The Book of Exodus is always too contemporary for comfort. There has always been slavery in the world, tragically; and there are always Pharaohs.
The ‘new Pharaoh’ who arises to rule Egypt at the beginning of the book may be the world’s first famous populist. We’re told that he ‘doesn’t know Joseph’; he’s not interested in the facts of his own country’s history. Alternatively, as the Talmud suggests, he pretends not to know. It doesn’t suit his interests to acknowledge that he may be in any manner indebted to that ‘Hebrew lad’ whom his predecessor brought out of prison to save the land from famine. He’s the prototype of the ruler who denies the contributions of ‘outsiders’, all too often a first step in denying them rights, first to equality, then to residency and, at worst, to life itself.
This new Pharaoh’s first public pronouncement is that there are too many of Joseph’s people over here: ‘You have to understand’, he tells his own people, ‘that these Children of Israel are now a nation: there are lots of them and they’re more powerful than us.’ This might be thought of as Pharaoh’s ‘Rivers of Blood’ speech.
But it’s how he continues which is most interesting. ‘Havah nitchakmah lo’, he says; this is generally translated as ‘Come, let us deal wisely with them.’ But this fails to convey the full seductive power of his invitation: ‘you and I together, we’re smarter and savvier than them. We know how to deal with those people.’ It’s the way populists in every generation know how to draw out the worst in us all; the appeal to our insecurities in order to create an ‘us’ against ‘them’. It’s the manipulative allure of being considered one of the ‘clever’, not one of the losers who doesn’t get how dangerous ‘those people’ are. It’s the co-option of the little racist voice which, if we’re honest, whispers its innuendos in somewhere nervous and nasty inside most of us, into the big racist project of the leader who is the right man at the right time, who’s truly one of the people, one of us.

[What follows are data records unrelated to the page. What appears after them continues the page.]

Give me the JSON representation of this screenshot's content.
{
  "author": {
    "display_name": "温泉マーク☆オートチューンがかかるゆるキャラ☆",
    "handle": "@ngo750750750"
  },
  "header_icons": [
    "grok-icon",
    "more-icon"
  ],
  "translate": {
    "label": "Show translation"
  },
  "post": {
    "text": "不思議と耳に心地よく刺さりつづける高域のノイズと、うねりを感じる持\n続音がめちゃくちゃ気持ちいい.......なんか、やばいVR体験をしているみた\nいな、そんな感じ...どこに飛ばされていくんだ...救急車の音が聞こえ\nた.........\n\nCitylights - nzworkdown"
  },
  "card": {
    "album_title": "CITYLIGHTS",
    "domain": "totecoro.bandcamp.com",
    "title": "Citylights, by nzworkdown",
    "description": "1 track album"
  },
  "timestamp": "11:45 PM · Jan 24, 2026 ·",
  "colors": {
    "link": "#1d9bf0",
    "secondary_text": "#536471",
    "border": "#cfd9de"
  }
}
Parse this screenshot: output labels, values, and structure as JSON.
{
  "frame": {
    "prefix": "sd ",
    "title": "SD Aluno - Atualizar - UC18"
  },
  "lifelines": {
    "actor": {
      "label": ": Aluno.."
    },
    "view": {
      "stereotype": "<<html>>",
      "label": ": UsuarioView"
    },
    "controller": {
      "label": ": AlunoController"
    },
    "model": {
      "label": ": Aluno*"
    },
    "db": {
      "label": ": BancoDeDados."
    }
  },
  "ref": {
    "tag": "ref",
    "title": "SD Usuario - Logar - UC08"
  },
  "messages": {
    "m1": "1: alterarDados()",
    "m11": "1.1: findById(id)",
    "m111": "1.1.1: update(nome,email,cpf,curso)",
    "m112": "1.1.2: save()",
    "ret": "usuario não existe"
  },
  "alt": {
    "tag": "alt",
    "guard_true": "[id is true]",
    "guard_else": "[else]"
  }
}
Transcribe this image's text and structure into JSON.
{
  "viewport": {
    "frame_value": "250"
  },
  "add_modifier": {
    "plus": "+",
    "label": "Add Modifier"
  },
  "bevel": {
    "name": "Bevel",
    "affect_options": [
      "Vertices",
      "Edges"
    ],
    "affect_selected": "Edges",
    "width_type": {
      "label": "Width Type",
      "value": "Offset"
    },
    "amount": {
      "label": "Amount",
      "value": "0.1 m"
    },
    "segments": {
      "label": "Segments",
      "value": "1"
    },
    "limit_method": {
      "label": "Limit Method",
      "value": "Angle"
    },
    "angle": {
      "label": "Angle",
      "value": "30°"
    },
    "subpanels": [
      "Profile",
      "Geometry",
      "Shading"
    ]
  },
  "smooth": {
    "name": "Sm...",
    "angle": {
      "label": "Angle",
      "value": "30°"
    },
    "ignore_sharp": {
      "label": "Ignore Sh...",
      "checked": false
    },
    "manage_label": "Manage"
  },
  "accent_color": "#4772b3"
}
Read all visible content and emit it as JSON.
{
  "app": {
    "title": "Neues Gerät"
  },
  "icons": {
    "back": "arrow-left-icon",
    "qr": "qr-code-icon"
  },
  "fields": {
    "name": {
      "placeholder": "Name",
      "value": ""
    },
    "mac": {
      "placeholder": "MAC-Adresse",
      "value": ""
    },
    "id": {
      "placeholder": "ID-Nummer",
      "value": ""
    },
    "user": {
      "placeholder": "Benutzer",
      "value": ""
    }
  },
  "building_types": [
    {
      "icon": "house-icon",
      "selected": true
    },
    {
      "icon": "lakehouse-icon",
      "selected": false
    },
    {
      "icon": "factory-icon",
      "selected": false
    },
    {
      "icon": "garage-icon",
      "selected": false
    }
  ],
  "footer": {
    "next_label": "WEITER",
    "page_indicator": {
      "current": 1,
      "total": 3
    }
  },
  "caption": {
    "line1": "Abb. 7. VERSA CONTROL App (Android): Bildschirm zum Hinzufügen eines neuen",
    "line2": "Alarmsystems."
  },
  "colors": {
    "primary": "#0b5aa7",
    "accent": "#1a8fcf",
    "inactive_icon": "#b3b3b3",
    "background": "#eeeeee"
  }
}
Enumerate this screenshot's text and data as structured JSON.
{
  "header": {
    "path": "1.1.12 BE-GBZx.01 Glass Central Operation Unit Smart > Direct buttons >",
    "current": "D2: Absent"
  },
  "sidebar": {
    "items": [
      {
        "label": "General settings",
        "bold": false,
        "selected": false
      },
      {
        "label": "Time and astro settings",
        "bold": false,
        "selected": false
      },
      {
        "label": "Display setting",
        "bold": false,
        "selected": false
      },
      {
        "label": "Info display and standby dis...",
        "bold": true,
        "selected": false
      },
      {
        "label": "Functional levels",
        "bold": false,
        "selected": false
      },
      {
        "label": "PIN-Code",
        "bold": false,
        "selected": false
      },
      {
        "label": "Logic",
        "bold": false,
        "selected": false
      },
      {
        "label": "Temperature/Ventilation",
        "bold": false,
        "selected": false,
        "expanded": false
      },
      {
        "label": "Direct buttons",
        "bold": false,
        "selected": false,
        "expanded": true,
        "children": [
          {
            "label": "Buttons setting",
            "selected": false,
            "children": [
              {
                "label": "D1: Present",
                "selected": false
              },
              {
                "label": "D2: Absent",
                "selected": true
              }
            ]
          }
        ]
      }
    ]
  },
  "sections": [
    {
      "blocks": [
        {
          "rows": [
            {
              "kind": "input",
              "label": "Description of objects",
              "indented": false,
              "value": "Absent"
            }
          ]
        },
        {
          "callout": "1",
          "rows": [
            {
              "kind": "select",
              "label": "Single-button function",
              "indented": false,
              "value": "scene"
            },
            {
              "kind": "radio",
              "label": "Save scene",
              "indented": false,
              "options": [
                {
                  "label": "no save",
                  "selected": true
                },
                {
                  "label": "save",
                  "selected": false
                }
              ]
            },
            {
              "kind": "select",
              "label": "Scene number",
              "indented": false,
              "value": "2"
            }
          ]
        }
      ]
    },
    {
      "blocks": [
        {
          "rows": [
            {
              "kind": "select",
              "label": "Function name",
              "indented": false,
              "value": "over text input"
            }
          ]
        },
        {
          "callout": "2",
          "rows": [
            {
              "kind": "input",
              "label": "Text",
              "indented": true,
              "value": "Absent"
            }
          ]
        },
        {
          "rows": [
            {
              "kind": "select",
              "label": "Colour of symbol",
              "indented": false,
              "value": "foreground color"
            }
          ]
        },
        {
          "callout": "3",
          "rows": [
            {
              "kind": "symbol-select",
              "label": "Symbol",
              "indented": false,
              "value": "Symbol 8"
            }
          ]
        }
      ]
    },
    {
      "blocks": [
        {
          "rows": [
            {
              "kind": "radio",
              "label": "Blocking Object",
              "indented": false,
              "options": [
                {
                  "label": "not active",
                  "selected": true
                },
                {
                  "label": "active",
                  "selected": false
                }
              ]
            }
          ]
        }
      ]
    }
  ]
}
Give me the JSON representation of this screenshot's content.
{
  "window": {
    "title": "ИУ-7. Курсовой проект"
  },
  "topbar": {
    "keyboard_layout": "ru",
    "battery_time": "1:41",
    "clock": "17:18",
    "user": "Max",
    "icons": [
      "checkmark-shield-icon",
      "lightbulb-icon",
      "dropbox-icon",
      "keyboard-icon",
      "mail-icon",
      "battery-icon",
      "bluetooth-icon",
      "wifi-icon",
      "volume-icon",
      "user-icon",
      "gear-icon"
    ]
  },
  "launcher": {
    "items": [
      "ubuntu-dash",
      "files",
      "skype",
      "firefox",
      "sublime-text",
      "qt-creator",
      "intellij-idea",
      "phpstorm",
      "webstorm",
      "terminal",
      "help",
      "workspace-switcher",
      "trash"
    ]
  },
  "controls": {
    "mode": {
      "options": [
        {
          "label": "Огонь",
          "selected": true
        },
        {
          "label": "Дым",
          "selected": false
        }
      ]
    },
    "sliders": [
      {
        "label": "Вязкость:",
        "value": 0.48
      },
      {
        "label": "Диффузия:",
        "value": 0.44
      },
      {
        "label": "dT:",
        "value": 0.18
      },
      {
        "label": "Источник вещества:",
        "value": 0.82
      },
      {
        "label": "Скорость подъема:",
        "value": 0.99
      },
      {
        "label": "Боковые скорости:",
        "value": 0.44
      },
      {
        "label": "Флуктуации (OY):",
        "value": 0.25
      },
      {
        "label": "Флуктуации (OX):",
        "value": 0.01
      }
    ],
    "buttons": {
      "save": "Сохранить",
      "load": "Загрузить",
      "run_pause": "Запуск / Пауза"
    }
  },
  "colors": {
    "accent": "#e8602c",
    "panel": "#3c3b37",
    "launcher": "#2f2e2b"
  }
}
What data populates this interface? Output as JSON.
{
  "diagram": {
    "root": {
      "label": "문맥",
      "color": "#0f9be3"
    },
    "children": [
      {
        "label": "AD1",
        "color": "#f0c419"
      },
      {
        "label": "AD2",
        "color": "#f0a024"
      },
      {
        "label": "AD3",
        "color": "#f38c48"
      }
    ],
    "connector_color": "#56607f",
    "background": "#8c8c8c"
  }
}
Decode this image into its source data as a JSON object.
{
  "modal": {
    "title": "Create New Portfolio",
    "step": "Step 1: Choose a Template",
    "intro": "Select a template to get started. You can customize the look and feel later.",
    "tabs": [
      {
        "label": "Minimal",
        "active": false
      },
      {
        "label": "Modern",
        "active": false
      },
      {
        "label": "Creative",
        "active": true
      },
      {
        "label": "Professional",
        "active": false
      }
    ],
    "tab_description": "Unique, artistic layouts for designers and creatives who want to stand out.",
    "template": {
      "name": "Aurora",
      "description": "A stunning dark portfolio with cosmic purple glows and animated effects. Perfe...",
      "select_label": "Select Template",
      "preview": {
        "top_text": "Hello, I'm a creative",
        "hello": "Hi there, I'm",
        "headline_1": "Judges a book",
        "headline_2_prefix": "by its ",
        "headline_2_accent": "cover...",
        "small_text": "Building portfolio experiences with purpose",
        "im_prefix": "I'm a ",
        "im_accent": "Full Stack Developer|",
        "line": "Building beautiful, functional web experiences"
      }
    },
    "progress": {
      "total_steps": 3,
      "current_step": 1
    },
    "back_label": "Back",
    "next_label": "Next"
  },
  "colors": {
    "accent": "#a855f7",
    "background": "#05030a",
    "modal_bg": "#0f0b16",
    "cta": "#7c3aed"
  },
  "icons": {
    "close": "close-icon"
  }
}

Nachmanides, the great thirteenth century Catalonian rabbi who was eventually forced to flee Spain to save his life, well understood what can happen when a leader legitimises the worst in human nature. He notes how Pharaoh doesn’t use his police or army to drown the Hebrew boy babies. He can rely on ordinary people to do that. They’ll stop at nothing, once the restraint of the law is removed. They’ll listen out for the sound of crying; they’ll go into the houses of their Hebrew neighbours and search; they’ll take the babies from their cots. Should any parent object, should anyone say ‘He just stole my child’, Pharaoh’s officers will say, ‘Of course it’s against the law. Just bring witnesses and we’ll settle your case.’ But no one will have seen, no one will ever have heard anything.
Pharaoh saw himself as the saviour of his country. Instead, he brings only disaster. It may take time, but gross injustice ultimately has gross consequences. ‘Are you still unable to grasp the fact that Egypt is utterly ruined’, Pharaoh’s own advisers tell him, finally voicing their frustration after the seventh of the ten plagues. In the end it is always the land itself which suffers under evil misrule, the poor, the cattle, the crops, the water, the entire ecology.
Samson Raphael Hirsch fought for equal rights for Jews in the Austro-Hungarian Empire before being called to Frankfurt, where he was rabbi of the orthodox community and lived through the unification of Germany under Bismark. Beware, he wrote in his commentary to the Torah, lest you make a person’s rights contingent on anything other than the basic fact of his or her humanity. Once you do that, you open the floodgates to all the horrors of Ancient Egypt.
In every generation we need to be wary not only of our Pharaohs, but, as the first Hasidic leader, the Ba’al Shem Tov, taught, of the little bit of Pharaoh in us all which says yes, thank you for dealing wisely.